▶ [ENTRIES SHOWN]:
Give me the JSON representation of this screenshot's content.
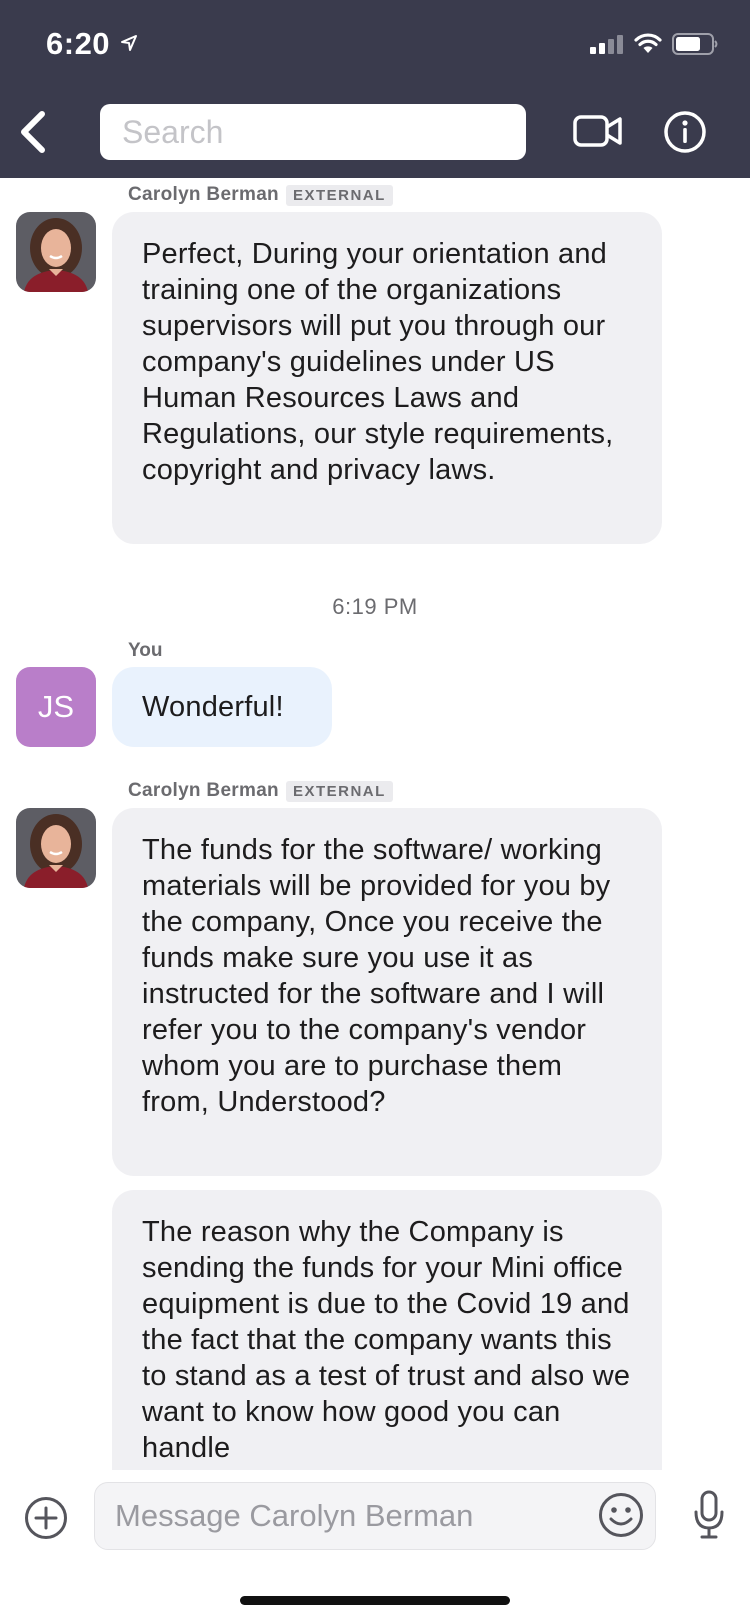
{
  "status_bar": {
    "time": "6:20"
  },
  "header": {
    "search_placeholder": "Search"
  },
  "messages": [
    {
      "sender": "Carolyn Berman",
      "badge": "EXTERNAL",
      "text": "Perfect, During your orientation and training one of the organizations supervisors will put you through our company's guidelines under US Human Resources Laws and Regulations, our style requirements, copyright and privacy laws."
    },
    {
      "timestamp": "6:19 PM",
      "sender": "You",
      "avatar_initials": "JS",
      "text": "Wonderful!"
    },
    {
      "sender": "Carolyn Berman",
      "badge": "EXTERNAL",
      "text": "The funds for the software/ working materials will be provided for you by the company, Once you receive the funds make sure you use it as instructed for the software and I will refer you to the company's vendor whom you are to purchase them from, Understood?"
    },
    {
      "text": "The reason why the Company is sending the funds for your Mini office equipment is due to the Covid 19 and the fact that the company wants this to stand as a test of trust and also we want to know how good you can handle"
    }
  ],
  "compose": {
    "placeholder": "Message Carolyn Berman"
  },
  "colors": {
    "header_bg": "#3a3b4d",
    "avatar_js": "#b97ec9",
    "bubble_other": "#f0f0f3",
    "bubble_mine": "#e9f2fd"
  }
}
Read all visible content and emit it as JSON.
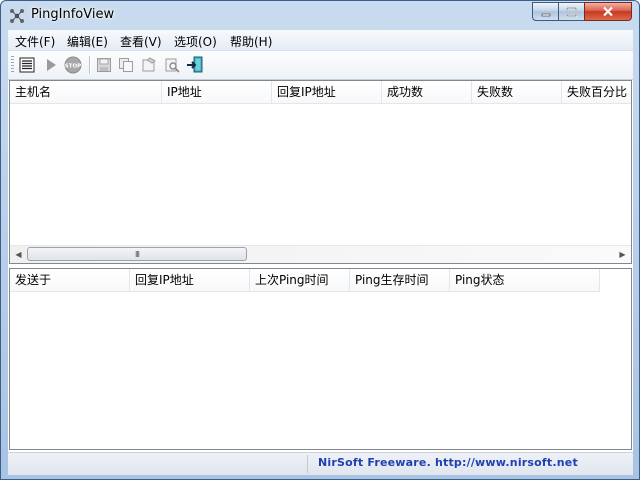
{
  "window": {
    "title": "PingInfoView",
    "controls": {
      "minimize": "minimize",
      "maximize": "maximize",
      "close": "close"
    }
  },
  "menu": {
    "items": [
      {
        "label": "文件(F)"
      },
      {
        "label": "编辑(E)"
      },
      {
        "label": "查看(V)"
      },
      {
        "label": "选项(O)"
      },
      {
        "label": "帮助(H)"
      }
    ]
  },
  "toolbar": {
    "buttons": [
      {
        "name": "properties-list-icon"
      },
      {
        "name": "start-play-icon"
      },
      {
        "name": "stop-icon"
      },
      {
        "name": "save-icon"
      },
      {
        "name": "copy-icon"
      },
      {
        "name": "html-report-icon"
      },
      {
        "name": "find-icon"
      },
      {
        "name": "exit-icon"
      }
    ]
  },
  "top_table": {
    "columns": [
      "主机名",
      "IP地址",
      "回复IP地址",
      "成功数",
      "失败数",
      "失败百分比"
    ],
    "rows": []
  },
  "bottom_table": {
    "columns": [
      "发送于",
      "回复IP地址",
      "上次Ping时间",
      "Ping生存时间",
      "Ping状态"
    ],
    "rows": []
  },
  "scrollbar": {
    "thumb_grip": "III"
  },
  "status": {
    "link_text": "NirSoft Freeware.  http://www.nirsoft.net"
  },
  "colors": {
    "link": "#1f3fb4",
    "title_bar": "#c9dbef",
    "close_button": "#c5391f"
  }
}
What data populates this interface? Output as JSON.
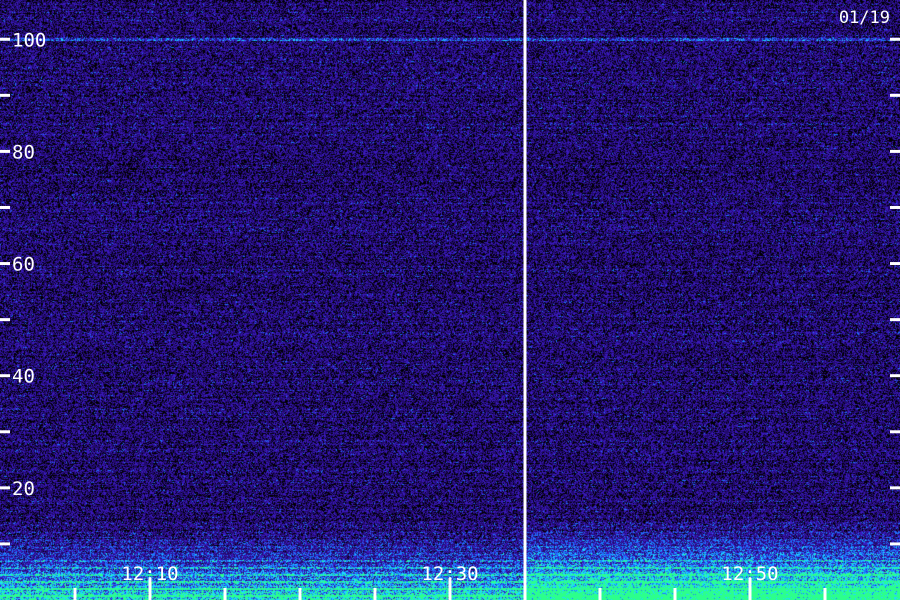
{
  "chart_data": {
    "type": "heatmap",
    "title": "",
    "date_label": "01/19",
    "xlabel": "",
    "ylabel": "",
    "y_ticks": [
      100,
      80,
      60,
      40,
      20
    ],
    "y_tick_labels": [
      "100",
      "80",
      "60",
      "40",
      "20"
    ],
    "y_minor_ticks": [
      90,
      70,
      50,
      30,
      10
    ],
    "ylim": [
      0,
      107
    ],
    "x_tick_labels": [
      "12:10",
      "12:30",
      "12:50"
    ],
    "x_labeled_times": [
      "12:10",
      "12:30",
      "12:50"
    ],
    "x_minor_ticks": [
      "12:05",
      "12:10",
      "12:15",
      "12:20",
      "12:25",
      "12:30",
      "12:35",
      "12:40",
      "12:45",
      "12:50",
      "12:55",
      "13:00"
    ],
    "xlim": [
      "12:00",
      "13:00"
    ],
    "marker_time": "12:35",
    "line_frequency": 100,
    "colormap": [
      "#000000",
      "#2a0a78",
      "#3c1cc8",
      "#1c78ff",
      "#1cdcff",
      "#2cff8c"
    ],
    "accent_color": "#ffffff",
    "grid": false
  }
}
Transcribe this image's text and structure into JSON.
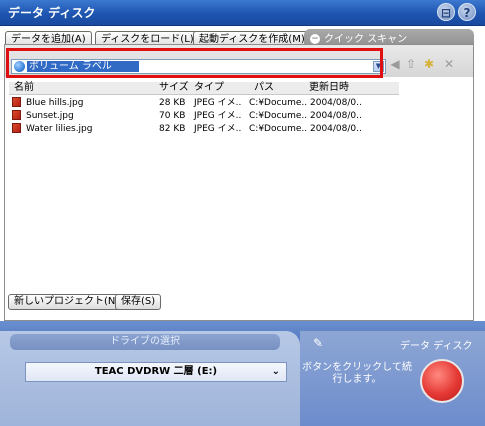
{
  "window": {
    "title": "データ ディスク",
    "help_icon": "help-icon",
    "disk_icon": "disk-icon"
  },
  "toolbar": {
    "add_data_label": "データを追加(A)",
    "load_disk_label": "ディスクをロード(L)",
    "create_boot_label": "起動ディスクを作成(M)",
    "quick_scan_label": "クイック スキャン"
  },
  "address": {
    "value": "ボリューム ラベル",
    "icon": "globe-icon"
  },
  "nav_icons": [
    "back-icon",
    "up-folder-icon",
    "new-folder-icon",
    "delete-icon"
  ],
  "columns": [
    "名前",
    "サイズ",
    "タイプ",
    "パス",
    "更新日時"
  ],
  "files": [
    {
      "name": "Blue hills.jpg",
      "size": "28 KB",
      "type": "JPEG イメ..",
      "path": "C:¥Docume..",
      "date": "2004/08/0.."
    },
    {
      "name": "Sunset.jpg",
      "size": "70 KB",
      "type": "JPEG イメ..",
      "path": "C:¥Docume..",
      "date": "2004/08/0.."
    },
    {
      "name": "Water lilies.jpg",
      "size": "82 KB",
      "type": "JPEG イメ..",
      "path": "C:¥Docume..",
      "date": "2004/08/0.."
    }
  ],
  "panel_buttons": {
    "new_project_label": "新しいプロジェクト(N)",
    "save_label": "保存(S)"
  },
  "drive": {
    "section_label": "ドライブの選択",
    "selected": "TEAC DVDRW 二層 (E:)"
  },
  "action": {
    "title": "データ ディスク",
    "instruction": "ボタンをクリックして続行します。"
  },
  "colors": {
    "title_bar": "#1e55b0",
    "highlight": "#e01010",
    "go_button": "#e53935"
  }
}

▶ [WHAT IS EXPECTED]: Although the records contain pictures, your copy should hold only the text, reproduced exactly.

▶ [EXERCISE RESPONSE]:
Give me the JSON representation of this screenshot's content.
{
  "status_bar": {
    "time": "6:20"
  },
  "header": {
    "search_placeholder": "Search"
  },
  "messages": [
    {
      "sender": "Carolyn Berman",
      "badge": "EXTERNAL",
      "text": "Perfect, During your orientation and training one of the organizations supervisors will put you through our company's guidelines under US Human Resources Laws and Regulations, our style requirements, copyright and privacy laws."
    },
    {
      "timestamp": "6:19 PM",
      "sender": "You",
      "avatar_initials": "JS",
      "text": "Wonderful!"
    },
    {
      "sender": "Carolyn Berman",
      "badge": "EXTERNAL",
      "text": "The funds for the software/ working materials will be provided for you by the company, Once you receive the funds make sure you use it as instructed for the software and I will refer you to the company's vendor whom you are to purchase them from, Understood?"
    },
    {
      "text": "The reason why the Company is sending the funds for your Mini office equipment is due to the Covid 19 and the fact that the company wants this to stand as a test of trust and also we want to know how good you can handle"
    }
  ],
  "compose": {
    "placeholder": "Message Carolyn Berman"
  },
  "colors": {
    "header_bg": "#3a3b4d",
    "avatar_js": "#b97ec9",
    "bubble_other": "#f0f0f3",
    "bubble_mine": "#e9f2fd"
  }
}
Read all visible content and emit it as JSON.
{
  "window": {
    "title": "PingInfoView",
    "controls": {
      "minimize": "minimize",
      "maximize": "maximize",
      "close": "close"
    }
  },
  "menu": {
    "items": [
      {
        "label": "文件(F)"
      },
      {
        "label": "编辑(E)"
      },
      {
        "label": "查看(V)"
      },
      {
        "label": "选项(O)"
      },
      {
        "label": "帮助(H)"
      }
    ]
  },
  "toolbar": {
    "buttons": [
      {
        "name": "properties-list-icon"
      },
      {
        "name": "start-play-icon"
      },
      {
        "name": "stop-icon"
      },
      {
        "name": "save-icon"
      },
      {
        "name": "copy-icon"
      },
      {
        "name": "html-report-icon"
      },
      {
        "name": "find-icon"
      },
      {
        "name": "exit-icon"
      }
    ]
  },
  "top_table": {
    "columns": [
      "主机名",
      "IP地址",
      "回复IP地址",
      "成功数",
      "失败数",
      "失败百分比"
    ],
    "rows": []
  },
  "bottom_table": {
    "columns": [
      "发送于",
      "回复IP地址",
      "上次Ping时间",
      "Ping生存时间",
      "Ping状态"
    ],
    "rows": []
  },
  "scrollbar": {
    "thumb_grip": "III"
  },
  "status": {
    "link_text": "NirSoft Freeware.  http://www.nirsoft.net"
  },
  "colors": {
    "link": "#1f3fb4",
    "title_bar": "#c9dbef",
    "close_button": "#c5391f"
  }
}
What data populates this interface? Output as JSON.
{
  "chart_data": {
    "type": "heatmap",
    "title": "",
    "date_label": "01/19",
    "xlabel": "",
    "ylabel": "",
    "y_ticks": [
      100,
      80,
      60,
      40,
      20
    ],
    "y_tick_labels": [
      "100",
      "80",
      "60",
      "40",
      "20"
    ],
    "y_minor_ticks": [
      90,
      70,
      50,
      30,
      10
    ],
    "ylim": [
      0,
      107
    ],
    "x_tick_labels": [
      "12:10",
      "12:30",
      "12:50"
    ],
    "x_labeled_times": [
      "12:10",
      "12:30",
      "12:50"
    ],
    "x_minor_ticks": [
      "12:05",
      "12:10",
      "12:15",
      "12:20",
      "12:25",
      "12:30",
      "12:35",
      "12:40",
      "12:45",
      "12:50",
      "12:55",
      "13:00"
    ],
    "xlim": [
      "12:00",
      "13:00"
    ],
    "marker_time": "12:35",
    "line_frequency": 100,
    "colormap": [
      "#000000",
      "#2a0a78",
      "#3c1cc8",
      "#1c78ff",
      "#1cdcff",
      "#2cff8c"
    ],
    "accent_color": "#ffffff",
    "grid": false
  }
}
Transcribe this image's text and structure into JSON.
{
  "window": {
    "title": "データ ディスク",
    "help_icon": "help-icon",
    "disk_icon": "disk-icon"
  },
  "toolbar": {
    "add_data_label": "データを追加(A)",
    "load_disk_label": "ディスクをロード(L)",
    "create_boot_label": "起動ディスクを作成(M)",
    "quick_scan_label": "クイック スキャン"
  },
  "address": {
    "value": "ボリューム ラベル",
    "icon": "globe-icon"
  },
  "nav_icons": [
    "back-icon",
    "up-folder-icon",
    "new-folder-icon",
    "delete-icon"
  ],
  "columns": [
    "名前",
    "サイズ",
    "タイプ",
    "パス",
    "更新日時"
  ],
  "files": [
    {
      "name": "Blue hills.jpg",
      "size": "28 KB",
      "type": "JPEG イメ..",
      "path": "C:¥Docume..",
      "date": "2004/08/0.."
    },
    {
      "name": "Sunset.jpg",
      "size": "70 KB",
      "type": "JPEG イメ..",
      "path": "C:¥Docume..",
      "date": "2004/08/0.."
    },
    {
      "name": "Water lilies.jpg",
      "size": "82 KB",
      "type": "JPEG イメ..",
      "path": "C:¥Docume..",
      "date": "2004/08/0.."
    }
  ],
  "panel_buttons": {
    "new_project_label": "新しいプロジェクト(N)",
    "save_label": "保存(S)"
  },
  "drive": {
    "section_label": "ドライブの選択",
    "selected": "TEAC DVDRW 二層 (E:)"
  },
  "action": {
    "title": "データ ディスク",
    "instruction": "ボタンをクリックして続行します。"
  },
  "colors": {
    "title_bar": "#1e55b0",
    "highlight": "#e01010",
    "go_button": "#e53935"
  }
}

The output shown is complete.